William Reid Dewar studied at the Ontario Agricultural College in the town of Guelph, Canada, obtaining the degree Bachelor of Science in Agriculture (BSA). He came to South Africa in August 1904, aged 22, to take up an appointment as chief of the Biological Division in the Department of Agriculture of the Orange River Colony (now the Free State). He was the first entomologist to be appointed by the government of that territory. His annual report for 1904/5 included a contribution by C. McG. Johnston* on some birds in the territory and their relation to agriculture. Dewar got discouraged with the lack of library and museum facilities at Bloemfontein, and the lack of stimulation for an economic entomologist. Hence, when C.W. Mally* resigned as Eastern Province entomologist, Dewar applied for the position with the concurrence of his department, and the hope that he would be more productive in Grahamstown. He resigned from his post in Bloemfontein on 30 November 1905 to take up his new appointment.
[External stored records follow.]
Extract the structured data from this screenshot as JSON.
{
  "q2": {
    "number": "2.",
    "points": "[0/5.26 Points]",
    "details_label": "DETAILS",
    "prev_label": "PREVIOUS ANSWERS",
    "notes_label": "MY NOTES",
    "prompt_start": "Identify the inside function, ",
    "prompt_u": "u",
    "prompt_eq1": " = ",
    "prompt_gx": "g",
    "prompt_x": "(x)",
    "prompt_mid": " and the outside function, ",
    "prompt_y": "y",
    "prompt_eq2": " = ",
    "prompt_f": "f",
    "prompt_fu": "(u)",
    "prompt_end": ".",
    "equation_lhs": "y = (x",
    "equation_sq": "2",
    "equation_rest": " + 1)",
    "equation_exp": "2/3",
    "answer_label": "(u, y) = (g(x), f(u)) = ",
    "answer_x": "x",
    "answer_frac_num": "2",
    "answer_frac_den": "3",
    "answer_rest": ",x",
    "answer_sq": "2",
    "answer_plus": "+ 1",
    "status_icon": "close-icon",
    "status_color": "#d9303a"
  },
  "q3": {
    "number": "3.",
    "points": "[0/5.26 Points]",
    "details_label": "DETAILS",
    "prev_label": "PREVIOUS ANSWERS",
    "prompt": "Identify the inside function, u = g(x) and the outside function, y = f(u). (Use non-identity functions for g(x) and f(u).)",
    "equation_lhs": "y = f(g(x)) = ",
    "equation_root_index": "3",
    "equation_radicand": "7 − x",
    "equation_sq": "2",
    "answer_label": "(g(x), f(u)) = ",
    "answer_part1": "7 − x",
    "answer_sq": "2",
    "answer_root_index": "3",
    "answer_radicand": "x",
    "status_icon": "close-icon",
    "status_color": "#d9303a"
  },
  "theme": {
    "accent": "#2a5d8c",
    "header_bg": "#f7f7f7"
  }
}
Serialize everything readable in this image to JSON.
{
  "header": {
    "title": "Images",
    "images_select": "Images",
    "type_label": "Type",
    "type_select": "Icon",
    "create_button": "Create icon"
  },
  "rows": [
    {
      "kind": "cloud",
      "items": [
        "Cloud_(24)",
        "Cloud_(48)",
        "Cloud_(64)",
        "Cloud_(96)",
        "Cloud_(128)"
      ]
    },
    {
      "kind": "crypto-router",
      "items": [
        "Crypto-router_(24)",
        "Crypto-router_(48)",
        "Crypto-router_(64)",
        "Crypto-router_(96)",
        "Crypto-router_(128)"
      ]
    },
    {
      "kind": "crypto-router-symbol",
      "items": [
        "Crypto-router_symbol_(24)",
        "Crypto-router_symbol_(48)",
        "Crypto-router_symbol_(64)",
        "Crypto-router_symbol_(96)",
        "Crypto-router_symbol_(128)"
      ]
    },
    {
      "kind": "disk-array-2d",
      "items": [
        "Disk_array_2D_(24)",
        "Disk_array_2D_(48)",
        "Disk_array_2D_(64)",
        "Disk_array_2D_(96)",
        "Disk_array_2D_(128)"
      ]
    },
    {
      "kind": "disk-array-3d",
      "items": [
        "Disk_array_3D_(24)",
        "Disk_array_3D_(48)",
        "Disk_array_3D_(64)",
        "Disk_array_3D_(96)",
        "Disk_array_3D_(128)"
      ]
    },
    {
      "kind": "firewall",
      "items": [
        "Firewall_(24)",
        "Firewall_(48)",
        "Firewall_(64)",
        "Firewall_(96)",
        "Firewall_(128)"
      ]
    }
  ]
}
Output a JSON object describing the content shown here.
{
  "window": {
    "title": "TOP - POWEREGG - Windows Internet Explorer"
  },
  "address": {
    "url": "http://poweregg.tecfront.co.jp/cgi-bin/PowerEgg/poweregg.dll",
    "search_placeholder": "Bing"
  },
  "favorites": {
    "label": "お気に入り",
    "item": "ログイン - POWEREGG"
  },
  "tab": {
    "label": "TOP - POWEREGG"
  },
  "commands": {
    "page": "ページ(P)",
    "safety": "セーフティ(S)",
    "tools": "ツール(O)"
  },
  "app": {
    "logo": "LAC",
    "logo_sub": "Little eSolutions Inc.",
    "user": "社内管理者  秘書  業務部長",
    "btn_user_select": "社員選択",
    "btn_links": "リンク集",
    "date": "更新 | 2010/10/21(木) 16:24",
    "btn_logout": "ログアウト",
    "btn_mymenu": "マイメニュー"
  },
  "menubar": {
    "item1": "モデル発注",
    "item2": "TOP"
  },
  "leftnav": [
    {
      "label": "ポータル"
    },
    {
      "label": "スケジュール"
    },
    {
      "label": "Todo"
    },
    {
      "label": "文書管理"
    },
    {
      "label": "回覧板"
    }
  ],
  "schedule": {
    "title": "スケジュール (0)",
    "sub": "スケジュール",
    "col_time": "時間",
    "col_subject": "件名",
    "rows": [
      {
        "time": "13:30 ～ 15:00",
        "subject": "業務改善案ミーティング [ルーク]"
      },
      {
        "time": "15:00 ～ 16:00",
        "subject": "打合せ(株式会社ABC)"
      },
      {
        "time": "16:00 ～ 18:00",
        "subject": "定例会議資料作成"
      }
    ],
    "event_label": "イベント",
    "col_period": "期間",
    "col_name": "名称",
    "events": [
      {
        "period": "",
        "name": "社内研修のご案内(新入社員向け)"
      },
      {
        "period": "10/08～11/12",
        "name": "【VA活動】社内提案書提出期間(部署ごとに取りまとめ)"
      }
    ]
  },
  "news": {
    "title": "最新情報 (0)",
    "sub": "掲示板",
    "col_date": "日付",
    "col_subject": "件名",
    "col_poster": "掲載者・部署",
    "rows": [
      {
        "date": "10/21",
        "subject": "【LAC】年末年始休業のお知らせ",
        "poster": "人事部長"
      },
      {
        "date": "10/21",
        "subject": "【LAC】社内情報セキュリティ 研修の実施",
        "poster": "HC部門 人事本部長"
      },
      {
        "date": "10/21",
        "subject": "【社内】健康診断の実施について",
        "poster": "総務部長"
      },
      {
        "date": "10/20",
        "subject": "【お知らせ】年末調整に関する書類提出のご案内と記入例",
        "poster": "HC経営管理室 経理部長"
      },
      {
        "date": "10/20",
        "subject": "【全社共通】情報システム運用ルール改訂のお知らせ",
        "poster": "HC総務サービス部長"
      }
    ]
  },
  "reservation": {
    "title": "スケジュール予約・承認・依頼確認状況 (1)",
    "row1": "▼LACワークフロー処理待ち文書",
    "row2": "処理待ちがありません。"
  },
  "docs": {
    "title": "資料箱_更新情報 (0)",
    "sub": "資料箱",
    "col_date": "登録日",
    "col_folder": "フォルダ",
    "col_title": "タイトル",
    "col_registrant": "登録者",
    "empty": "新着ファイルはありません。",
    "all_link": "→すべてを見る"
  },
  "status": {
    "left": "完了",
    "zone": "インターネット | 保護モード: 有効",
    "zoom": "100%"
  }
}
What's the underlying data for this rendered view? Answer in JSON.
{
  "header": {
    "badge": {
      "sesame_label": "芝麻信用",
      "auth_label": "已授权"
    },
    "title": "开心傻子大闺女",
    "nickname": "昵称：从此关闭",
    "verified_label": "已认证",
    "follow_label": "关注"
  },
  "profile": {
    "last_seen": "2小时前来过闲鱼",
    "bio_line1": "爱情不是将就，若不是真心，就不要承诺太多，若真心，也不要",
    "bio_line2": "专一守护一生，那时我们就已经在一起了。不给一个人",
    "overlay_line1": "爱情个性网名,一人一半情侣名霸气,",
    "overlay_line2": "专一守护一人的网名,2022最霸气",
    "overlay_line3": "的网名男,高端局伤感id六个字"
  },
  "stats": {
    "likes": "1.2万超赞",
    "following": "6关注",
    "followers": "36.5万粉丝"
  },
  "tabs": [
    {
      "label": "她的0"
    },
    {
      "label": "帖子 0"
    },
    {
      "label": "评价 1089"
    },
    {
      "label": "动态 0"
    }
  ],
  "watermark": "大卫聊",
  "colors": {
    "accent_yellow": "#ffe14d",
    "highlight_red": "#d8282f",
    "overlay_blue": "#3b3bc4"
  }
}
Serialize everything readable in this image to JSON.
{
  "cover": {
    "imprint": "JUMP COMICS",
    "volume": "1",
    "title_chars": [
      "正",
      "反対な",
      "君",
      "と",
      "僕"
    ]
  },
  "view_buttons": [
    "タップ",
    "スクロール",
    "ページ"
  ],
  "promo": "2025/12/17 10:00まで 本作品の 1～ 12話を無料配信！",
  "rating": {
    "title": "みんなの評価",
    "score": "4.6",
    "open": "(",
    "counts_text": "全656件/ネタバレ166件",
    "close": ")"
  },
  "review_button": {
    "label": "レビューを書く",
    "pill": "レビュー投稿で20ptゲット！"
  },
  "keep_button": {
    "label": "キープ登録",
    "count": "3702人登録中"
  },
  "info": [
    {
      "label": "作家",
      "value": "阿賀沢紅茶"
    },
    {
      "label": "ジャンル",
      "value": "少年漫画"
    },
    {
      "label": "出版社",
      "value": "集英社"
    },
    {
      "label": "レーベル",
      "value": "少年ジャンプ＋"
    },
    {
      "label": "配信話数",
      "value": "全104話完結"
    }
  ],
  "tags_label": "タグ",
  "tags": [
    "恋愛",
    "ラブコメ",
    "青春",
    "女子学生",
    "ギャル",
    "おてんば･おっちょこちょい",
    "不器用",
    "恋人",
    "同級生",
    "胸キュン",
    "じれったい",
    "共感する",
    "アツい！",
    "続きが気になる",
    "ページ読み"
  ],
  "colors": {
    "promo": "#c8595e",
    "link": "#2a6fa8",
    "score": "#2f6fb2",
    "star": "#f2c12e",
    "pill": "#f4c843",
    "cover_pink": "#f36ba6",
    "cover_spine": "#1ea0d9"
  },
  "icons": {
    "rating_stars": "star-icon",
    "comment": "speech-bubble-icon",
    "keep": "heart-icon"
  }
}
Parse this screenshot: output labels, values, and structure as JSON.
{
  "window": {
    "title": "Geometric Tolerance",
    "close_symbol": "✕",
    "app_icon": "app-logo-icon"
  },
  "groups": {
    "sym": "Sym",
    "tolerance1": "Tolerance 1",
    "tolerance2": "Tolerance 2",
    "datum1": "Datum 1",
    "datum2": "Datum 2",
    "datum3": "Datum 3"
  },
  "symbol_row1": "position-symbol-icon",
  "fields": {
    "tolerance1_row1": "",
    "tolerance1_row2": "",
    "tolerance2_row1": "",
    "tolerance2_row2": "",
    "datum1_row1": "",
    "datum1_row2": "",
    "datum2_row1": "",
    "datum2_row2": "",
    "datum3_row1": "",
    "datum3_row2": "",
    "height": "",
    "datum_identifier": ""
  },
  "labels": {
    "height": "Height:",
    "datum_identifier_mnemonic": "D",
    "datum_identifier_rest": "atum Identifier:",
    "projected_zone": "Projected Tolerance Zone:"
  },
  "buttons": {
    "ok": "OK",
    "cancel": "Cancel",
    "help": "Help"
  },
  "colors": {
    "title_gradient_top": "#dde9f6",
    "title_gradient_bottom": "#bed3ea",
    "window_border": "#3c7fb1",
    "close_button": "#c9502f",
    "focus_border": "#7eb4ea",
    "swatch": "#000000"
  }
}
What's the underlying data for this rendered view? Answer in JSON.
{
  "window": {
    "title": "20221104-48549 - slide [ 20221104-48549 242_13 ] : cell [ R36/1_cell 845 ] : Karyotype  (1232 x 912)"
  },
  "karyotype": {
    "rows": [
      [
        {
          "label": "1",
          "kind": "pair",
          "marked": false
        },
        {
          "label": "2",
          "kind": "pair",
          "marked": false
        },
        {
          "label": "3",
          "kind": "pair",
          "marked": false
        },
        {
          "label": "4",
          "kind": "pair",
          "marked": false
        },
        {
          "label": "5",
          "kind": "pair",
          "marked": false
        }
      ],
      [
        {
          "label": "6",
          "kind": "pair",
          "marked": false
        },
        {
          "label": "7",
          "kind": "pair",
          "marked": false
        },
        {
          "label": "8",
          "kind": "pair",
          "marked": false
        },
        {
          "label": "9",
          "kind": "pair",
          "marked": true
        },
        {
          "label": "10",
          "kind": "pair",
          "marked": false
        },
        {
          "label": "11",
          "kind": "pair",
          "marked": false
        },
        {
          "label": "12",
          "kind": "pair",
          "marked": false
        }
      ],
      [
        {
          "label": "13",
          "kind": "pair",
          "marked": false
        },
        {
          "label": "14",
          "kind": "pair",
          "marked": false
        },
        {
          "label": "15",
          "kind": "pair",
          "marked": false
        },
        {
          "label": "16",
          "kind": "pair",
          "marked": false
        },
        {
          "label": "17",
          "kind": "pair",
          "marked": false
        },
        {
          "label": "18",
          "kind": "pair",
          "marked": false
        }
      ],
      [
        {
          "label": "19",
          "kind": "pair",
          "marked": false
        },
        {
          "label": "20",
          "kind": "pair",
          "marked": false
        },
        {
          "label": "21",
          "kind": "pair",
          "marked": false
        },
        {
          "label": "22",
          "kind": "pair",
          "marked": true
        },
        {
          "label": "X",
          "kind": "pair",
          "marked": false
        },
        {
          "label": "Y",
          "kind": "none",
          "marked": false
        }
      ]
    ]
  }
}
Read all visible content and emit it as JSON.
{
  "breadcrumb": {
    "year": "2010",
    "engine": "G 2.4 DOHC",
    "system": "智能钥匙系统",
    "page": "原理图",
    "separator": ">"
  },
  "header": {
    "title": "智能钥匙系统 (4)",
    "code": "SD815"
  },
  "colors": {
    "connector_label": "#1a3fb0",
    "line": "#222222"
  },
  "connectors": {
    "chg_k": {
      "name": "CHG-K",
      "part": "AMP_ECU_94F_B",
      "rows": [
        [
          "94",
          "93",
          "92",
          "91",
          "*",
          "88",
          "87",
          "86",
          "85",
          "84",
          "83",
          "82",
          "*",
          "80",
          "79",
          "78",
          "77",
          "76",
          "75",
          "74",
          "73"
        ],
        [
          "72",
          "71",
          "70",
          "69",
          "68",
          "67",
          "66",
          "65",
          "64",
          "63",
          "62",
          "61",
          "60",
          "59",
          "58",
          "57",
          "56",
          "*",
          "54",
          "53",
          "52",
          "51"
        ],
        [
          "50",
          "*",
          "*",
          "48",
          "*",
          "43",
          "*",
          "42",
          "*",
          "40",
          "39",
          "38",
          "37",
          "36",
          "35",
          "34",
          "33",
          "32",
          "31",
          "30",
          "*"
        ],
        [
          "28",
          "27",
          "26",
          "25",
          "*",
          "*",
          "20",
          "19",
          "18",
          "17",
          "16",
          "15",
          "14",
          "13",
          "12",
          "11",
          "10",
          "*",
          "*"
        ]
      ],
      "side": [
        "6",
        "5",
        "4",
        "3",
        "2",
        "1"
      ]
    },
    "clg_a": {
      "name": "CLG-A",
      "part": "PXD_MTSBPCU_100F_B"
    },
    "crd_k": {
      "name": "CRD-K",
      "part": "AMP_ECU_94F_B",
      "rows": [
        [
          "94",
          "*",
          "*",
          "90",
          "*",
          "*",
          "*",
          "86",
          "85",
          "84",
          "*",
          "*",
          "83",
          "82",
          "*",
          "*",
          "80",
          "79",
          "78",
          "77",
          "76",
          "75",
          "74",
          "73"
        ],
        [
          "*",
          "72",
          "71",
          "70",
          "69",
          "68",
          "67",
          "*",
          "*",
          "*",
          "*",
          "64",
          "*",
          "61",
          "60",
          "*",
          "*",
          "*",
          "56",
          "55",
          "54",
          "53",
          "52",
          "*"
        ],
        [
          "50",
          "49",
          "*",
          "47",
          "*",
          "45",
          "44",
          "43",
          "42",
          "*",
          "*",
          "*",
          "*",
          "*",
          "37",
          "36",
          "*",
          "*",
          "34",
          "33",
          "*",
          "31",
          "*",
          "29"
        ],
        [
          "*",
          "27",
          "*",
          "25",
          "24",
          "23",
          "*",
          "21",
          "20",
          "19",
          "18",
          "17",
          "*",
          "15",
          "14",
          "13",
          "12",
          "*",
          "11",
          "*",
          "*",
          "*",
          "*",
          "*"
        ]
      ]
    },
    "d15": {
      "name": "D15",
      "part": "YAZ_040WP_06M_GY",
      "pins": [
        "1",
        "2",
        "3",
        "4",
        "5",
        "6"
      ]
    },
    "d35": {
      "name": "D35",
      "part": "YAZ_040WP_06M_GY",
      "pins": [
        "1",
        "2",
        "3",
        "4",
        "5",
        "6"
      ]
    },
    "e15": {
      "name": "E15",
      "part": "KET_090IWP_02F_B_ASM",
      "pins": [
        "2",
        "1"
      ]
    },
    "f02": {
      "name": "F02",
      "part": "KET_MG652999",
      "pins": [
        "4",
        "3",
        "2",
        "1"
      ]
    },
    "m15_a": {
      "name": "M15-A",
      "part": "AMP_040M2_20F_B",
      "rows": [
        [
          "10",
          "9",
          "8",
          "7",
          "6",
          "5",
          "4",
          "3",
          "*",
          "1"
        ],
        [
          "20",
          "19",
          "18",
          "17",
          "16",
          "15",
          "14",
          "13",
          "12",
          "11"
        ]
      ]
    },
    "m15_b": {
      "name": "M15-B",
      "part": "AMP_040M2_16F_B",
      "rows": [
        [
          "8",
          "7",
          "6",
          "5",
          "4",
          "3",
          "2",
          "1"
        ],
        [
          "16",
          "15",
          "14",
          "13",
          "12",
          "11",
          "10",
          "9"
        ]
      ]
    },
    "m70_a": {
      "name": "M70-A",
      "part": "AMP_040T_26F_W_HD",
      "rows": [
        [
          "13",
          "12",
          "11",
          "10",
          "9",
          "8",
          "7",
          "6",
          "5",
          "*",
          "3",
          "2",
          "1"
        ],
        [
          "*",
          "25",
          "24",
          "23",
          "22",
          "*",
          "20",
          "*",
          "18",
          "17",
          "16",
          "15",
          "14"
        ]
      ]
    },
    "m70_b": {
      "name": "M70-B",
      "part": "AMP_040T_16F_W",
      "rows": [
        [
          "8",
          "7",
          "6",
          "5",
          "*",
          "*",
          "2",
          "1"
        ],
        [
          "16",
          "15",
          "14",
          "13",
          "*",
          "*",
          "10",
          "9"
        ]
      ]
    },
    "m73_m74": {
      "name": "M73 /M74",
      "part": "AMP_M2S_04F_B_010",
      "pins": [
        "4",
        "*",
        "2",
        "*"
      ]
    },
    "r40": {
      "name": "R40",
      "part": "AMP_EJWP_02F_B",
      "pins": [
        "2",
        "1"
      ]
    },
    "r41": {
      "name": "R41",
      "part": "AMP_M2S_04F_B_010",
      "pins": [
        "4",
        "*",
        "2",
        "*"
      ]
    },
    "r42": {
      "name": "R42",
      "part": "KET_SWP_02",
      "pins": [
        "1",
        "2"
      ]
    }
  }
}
Dewar was a Fellow of the (British) Entomological Society. He became a member of both the South African Philosophical Society and the British Association for the Advancement of Science in 1905, and joined the South African Association for the Advancement of Science at about the same time. He was furthermore a lieutenant in the Grahamstown First City Volunteers. In 1907 he published an article on 'Vine mildew - Plasmopara viticola' in the Agricultural Journal of the Cape of Good Hope (Vol. 31, pp. 324-329). This was followed the next year by a paper on 'The fruit fly: Paraffin remedy versus poisoned bait', which was also published by the Department of Agriculture. At the end of 1907 he resigned his post to return to Canada.